Every VA Medical Center has an Operation Enduring Freedom/Operation Iraqi Freedom (OEF/OIF) care management team to assist returning Servicemembers and OEF/OIF Veterans and help coordinate their care. Case managers coordinate patient care activities and help our newest Veterans navigate through the VA system.  VA Transition Patient Advocates (TPA) act as personal advocates while Veterans move through the VA Health Care System.  You can learn more about the OEF/OIF Program, including how to contact the team at your nearest medical center, on our Returning Service Members website


Technology and Guide Dogs

Patients are provided with the technology they need to regain their independence and return to full activity.  Approved technology required by Veterans is provided by VA Prosthetics Service at no cost to the Veterans. 

While VA does not provide guide dogs, VA coordinates with non-VA agencies that provide guide dogs.  Training methods have been adapted and breeding requirements modified to provide dogs more suited to working with an older population, as well as those with multiple disabilities and health difficulties.


Family Centered Care

Families are valued members of the interdisciplinary treatment team and Blind Rehabilitation Service is committed to providing compassionate family-centered care.  Family members provide unique perspective on the history, values and goals of the individual, and are critical in the adjustment and rehabilitation process.


How to Get Help for Your Vision Loss

Veterans and eligible active duty Servicemembers should contact the VIST Coordinator in the VA medical center nearest their home.  VIST locations can be found on the Blind Rehabilitation Service website or by contacting the Blind Rehabilitation Service Program office at:

Department of Veterans Affairs
Veterans Health Administration
Blind Rehabilitation Service (117B)
810 Vermont Ave. N.W.
Washington, D.C. 20420

To schedule an eye exam, contact your nearest VA medical facility. To find the VA medical center closest to you, use VA's facility locator.
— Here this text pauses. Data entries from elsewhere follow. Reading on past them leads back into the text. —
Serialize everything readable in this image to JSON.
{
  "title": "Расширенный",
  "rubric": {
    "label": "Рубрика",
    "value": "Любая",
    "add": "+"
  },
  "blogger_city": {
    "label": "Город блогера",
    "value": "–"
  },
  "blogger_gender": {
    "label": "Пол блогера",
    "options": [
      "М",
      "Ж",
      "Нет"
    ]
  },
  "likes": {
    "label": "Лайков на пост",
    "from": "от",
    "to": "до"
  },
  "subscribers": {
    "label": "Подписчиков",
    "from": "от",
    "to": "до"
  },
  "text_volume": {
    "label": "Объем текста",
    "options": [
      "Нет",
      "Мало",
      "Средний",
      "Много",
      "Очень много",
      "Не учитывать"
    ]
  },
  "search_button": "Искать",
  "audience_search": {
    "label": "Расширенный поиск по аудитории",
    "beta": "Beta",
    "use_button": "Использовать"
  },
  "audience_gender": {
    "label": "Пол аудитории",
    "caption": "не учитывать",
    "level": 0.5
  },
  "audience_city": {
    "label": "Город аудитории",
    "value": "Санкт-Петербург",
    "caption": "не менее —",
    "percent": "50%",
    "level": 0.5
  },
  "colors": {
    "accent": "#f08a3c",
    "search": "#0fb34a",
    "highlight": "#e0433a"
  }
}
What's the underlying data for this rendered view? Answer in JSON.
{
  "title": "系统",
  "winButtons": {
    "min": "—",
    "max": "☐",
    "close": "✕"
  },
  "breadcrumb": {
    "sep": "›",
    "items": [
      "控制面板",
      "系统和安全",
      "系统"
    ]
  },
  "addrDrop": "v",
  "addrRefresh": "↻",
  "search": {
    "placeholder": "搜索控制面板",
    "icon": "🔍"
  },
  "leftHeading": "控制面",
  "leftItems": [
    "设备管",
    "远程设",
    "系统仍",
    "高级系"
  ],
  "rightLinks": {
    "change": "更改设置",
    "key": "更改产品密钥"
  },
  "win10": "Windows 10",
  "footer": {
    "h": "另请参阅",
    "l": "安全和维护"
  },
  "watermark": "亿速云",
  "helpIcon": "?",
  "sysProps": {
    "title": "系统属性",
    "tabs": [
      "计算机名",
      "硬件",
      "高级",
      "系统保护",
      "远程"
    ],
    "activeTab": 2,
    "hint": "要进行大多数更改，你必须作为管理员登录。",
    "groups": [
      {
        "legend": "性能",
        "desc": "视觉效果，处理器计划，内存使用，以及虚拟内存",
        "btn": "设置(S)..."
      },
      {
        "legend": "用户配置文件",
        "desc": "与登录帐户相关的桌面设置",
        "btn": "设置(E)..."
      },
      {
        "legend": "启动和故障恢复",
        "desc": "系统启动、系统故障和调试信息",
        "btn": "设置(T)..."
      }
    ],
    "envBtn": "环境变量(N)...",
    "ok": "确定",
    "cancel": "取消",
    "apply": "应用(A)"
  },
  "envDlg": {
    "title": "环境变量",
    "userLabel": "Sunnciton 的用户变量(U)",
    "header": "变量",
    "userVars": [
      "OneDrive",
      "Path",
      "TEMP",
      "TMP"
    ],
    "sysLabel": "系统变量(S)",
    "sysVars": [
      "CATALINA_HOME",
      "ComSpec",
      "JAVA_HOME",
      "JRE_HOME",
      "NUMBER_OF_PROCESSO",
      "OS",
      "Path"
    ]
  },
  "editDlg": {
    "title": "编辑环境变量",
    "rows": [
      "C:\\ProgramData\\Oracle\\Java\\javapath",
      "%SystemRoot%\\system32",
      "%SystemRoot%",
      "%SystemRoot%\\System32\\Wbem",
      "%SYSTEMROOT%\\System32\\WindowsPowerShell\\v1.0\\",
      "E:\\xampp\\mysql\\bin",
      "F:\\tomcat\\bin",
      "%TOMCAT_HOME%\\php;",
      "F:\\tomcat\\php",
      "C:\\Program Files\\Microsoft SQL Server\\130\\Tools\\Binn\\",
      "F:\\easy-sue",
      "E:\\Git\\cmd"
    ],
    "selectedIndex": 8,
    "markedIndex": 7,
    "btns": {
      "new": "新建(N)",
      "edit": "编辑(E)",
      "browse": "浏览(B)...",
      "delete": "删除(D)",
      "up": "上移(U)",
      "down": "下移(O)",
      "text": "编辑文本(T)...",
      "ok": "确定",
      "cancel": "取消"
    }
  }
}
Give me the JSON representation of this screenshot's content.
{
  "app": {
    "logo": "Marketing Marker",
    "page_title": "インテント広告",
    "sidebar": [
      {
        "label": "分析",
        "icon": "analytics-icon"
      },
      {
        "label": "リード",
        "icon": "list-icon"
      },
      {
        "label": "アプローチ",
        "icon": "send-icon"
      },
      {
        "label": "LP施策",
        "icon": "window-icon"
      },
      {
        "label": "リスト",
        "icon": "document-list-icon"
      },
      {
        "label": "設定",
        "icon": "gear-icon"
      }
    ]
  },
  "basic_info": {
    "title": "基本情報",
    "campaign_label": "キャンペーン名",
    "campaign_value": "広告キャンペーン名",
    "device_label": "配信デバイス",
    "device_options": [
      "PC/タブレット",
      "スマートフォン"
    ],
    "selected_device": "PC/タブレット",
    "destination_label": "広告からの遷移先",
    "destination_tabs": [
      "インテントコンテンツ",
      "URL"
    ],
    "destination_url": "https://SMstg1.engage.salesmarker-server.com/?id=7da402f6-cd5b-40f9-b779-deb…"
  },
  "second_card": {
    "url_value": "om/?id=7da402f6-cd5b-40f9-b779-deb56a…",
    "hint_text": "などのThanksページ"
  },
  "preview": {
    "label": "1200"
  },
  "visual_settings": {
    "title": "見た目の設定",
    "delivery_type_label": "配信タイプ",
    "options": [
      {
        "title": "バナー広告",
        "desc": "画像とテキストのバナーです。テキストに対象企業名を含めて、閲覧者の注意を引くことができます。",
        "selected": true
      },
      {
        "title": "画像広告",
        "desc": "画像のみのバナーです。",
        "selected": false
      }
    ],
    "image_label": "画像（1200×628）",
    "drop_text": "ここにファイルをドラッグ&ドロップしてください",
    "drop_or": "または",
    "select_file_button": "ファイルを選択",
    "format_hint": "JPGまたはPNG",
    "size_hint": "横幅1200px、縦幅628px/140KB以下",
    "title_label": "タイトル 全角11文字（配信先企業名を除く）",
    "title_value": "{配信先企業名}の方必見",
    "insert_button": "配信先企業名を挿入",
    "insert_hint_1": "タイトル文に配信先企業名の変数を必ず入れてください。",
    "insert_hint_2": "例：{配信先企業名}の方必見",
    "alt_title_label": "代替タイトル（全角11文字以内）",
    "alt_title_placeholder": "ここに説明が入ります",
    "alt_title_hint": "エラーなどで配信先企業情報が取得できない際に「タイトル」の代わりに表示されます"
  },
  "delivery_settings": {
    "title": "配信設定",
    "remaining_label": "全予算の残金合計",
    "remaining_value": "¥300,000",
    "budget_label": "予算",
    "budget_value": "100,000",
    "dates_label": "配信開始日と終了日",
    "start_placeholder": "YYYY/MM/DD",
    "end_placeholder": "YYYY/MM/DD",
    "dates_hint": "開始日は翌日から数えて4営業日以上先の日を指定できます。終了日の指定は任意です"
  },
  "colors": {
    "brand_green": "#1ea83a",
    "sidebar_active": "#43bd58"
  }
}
Simply enter your ZIP code and a list of the nearest health care facilities will be at your fingertips.

For additional information about vision care services provided by VA, visit the VA Optometry/Ophthalmology Website for an overview of the services that are provided.